With a fresh approach focused on engagement, the company brings a centuries-old institution—the commissary—into the digital age
Incorporated in 1951, Eurpac Service Inc. is an employee-owned global sales, marketing, and distribution company serving consumer goods manufacturers, retailers, and government agencies.
One of the benefits of military service is access to shopping at a global network of commissaries, which sell groceries and household goods to members of uniformed services and their families at cost plus a surcharge. But in recent years, foot traffic has fallen at commissaries—especially among younger shoppers.
Eurpac—a services company that counts the US Defense Commissary Agency among its list of clients—knew that to increase foot traffic, commissaries needed to connect with young audiences where they spend their time: on social media.
The company created its first official social media manager role, hiring Evan Davis and throwing him into the deep end with his first assignment: update the dusty image of a nearly 200-year-old institution—the commissary—for the digital age.
Hootsuite makes running campaigns easy. I can plan content in advance, and once I have my content all scheduled, if anything comes up, I don’t have to worry about what to post.
When Evan started, Eurpac had accounts on the major social networks, but was publishing infrequent posts to a small list of followers with low engagement. To scale up the company’s social presence and boost engagement, Evan knew he needed a strong strategy for building engagement based on a regular cadence of posting quality content.
With big plans for a packed content calendar and lots of engagement across multiple accounts, Evan turned to Hootsuite’s Professional plan to help schedule and manage Eurpac’s social media presence.
Taking inspiration from successful retail industry social accounts, Evan increased posting frequency from a single post per month to three to four posts per week.
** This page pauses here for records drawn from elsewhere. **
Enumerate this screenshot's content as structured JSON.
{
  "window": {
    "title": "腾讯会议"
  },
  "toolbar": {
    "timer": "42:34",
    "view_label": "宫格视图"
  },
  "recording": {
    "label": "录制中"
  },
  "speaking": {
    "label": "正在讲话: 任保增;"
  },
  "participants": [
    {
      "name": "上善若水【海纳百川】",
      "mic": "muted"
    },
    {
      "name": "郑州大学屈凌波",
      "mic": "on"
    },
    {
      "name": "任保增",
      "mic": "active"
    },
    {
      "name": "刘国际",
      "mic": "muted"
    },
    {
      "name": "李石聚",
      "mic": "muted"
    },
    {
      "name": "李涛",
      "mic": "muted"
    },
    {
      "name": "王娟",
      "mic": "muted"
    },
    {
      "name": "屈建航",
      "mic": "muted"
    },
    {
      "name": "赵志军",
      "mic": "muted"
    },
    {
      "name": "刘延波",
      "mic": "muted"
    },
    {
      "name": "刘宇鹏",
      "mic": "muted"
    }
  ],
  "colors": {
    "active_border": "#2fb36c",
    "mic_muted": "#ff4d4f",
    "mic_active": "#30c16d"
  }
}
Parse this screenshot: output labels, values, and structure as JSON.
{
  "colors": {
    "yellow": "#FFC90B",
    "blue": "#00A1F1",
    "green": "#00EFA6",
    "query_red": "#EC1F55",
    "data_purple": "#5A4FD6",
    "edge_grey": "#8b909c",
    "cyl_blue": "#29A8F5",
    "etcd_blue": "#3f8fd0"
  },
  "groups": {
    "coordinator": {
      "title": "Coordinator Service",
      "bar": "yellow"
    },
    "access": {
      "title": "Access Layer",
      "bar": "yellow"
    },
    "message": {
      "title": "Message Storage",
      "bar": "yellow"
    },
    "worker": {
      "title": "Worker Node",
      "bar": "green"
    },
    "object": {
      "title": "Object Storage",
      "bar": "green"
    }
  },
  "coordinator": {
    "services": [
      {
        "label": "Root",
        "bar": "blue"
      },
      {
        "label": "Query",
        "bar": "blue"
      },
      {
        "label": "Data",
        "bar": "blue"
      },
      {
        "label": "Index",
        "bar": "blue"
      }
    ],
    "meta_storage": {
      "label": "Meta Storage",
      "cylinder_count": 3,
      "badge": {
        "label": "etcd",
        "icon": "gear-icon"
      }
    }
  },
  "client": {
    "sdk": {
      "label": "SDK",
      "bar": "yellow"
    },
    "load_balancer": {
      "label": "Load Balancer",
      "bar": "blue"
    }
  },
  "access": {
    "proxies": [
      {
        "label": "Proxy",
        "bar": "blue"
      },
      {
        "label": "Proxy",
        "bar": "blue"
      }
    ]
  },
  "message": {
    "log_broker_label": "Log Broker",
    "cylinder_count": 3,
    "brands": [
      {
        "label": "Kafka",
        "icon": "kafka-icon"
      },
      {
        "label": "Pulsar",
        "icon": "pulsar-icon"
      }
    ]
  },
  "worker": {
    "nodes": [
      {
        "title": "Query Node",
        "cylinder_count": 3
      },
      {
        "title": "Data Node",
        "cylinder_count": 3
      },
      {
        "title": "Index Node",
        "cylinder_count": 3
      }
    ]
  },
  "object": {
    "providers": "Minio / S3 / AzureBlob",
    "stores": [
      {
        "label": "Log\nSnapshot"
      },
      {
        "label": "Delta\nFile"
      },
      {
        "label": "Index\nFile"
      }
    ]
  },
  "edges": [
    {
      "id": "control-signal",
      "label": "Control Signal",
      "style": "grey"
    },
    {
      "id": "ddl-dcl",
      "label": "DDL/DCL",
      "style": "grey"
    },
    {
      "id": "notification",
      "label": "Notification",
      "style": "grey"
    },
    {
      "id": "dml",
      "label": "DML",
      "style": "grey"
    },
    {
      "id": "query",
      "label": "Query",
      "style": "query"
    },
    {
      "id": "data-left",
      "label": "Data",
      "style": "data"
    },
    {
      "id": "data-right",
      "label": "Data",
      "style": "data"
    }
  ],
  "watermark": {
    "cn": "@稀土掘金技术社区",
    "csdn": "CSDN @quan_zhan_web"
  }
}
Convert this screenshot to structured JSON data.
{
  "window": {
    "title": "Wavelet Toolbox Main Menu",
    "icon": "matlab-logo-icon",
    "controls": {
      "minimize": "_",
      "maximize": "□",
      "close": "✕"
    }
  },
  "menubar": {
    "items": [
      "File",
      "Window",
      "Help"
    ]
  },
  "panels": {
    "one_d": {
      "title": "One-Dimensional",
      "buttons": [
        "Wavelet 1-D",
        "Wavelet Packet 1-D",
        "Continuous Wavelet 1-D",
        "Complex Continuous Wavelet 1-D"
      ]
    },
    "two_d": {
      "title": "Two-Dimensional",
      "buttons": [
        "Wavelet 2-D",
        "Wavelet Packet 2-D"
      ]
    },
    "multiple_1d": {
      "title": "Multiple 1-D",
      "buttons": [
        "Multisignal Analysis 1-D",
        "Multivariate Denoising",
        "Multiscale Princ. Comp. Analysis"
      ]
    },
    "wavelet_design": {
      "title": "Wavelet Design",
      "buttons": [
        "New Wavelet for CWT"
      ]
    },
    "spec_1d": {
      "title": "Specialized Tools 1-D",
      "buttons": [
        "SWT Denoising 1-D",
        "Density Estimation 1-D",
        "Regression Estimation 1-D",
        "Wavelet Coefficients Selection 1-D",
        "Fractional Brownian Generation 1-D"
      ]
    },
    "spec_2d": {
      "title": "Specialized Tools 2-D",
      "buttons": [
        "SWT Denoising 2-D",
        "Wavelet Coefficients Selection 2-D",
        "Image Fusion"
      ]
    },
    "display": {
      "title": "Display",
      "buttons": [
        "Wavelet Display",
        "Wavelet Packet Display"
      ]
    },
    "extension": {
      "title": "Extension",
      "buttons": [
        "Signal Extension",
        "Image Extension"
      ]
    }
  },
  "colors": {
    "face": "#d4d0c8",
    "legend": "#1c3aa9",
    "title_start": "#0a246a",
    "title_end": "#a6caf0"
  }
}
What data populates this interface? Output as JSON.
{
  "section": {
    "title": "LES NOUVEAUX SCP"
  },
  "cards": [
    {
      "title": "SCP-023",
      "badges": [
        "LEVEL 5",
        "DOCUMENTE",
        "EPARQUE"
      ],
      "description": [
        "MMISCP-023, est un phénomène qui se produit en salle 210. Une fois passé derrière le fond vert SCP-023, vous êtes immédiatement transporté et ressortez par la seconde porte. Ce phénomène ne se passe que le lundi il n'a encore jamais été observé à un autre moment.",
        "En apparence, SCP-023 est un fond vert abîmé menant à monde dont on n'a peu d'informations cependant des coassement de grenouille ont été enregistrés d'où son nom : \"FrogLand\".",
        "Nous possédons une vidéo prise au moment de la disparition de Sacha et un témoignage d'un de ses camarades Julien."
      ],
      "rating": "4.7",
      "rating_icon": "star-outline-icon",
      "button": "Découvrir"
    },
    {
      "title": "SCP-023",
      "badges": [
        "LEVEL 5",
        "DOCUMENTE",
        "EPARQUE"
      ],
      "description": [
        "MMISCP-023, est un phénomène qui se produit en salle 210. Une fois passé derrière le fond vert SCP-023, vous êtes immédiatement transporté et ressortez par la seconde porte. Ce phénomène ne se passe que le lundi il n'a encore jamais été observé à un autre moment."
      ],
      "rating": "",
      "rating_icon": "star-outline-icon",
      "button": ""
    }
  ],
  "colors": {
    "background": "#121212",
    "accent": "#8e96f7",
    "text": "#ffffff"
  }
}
Using Hootsuite Publisher, Evan plans and schedules content three weeks in advance. By posting a variety of content types (from tips and recipes for busy parents to profiles of diverse figures from military history), he’s grown the company’s social following by 46%, while also learning which types of content resonate with his audience and draw the most engagement.
To grow Eurpac’s audience and engagement, Evan turned his focus to connecting with retail partners and the Defense Commissary Agency to develop exclusive special offers and contests, which have successfully attracted considerable engagement.
He also uses Hootsuite Streams to follow and engage with influential accounts in the military space, building connections with their followers and growing Eurpac’s brand organically.
Generating engagement takes more than just pushing out useful content—it’s also about getting the timing right and being there when it matters.
With custom suggestions for the best time to publish based on past engagement, Hootsuite helps Evan plan Eurpac’s content calendar to post to each network at the optimal time. Then, he can use Hootsuite Streams to stay on top of comments, and finish up by using Hootsuite Analytics to understand which content resonates best with his audience.
And this smart social strategy is paying off: In six months, Eurpac has seen a 57% increase in engagement across its social channels.
Even the best strategy won’t get buy-in from leaders if you can’t show it’s working. With Hootsuite’s reporting features, Evan can quickly pull reports on key metrics to show the performance of individual campaigns, showcasing the company’s success in reaching new audiences via social media.
With a content calendar optimized for engagement and a great content mix powered by industry partnerships and audience insights, Eurpac has proven the value of increasing its digital presence. And by connecting with its younger audience, it’s helping an age-old institution—the commissary—put on a fresh face for the digital age and welcome a new generation of customers.
Hootsuite has saved me numerous times and made me the ‘main man’ in my office.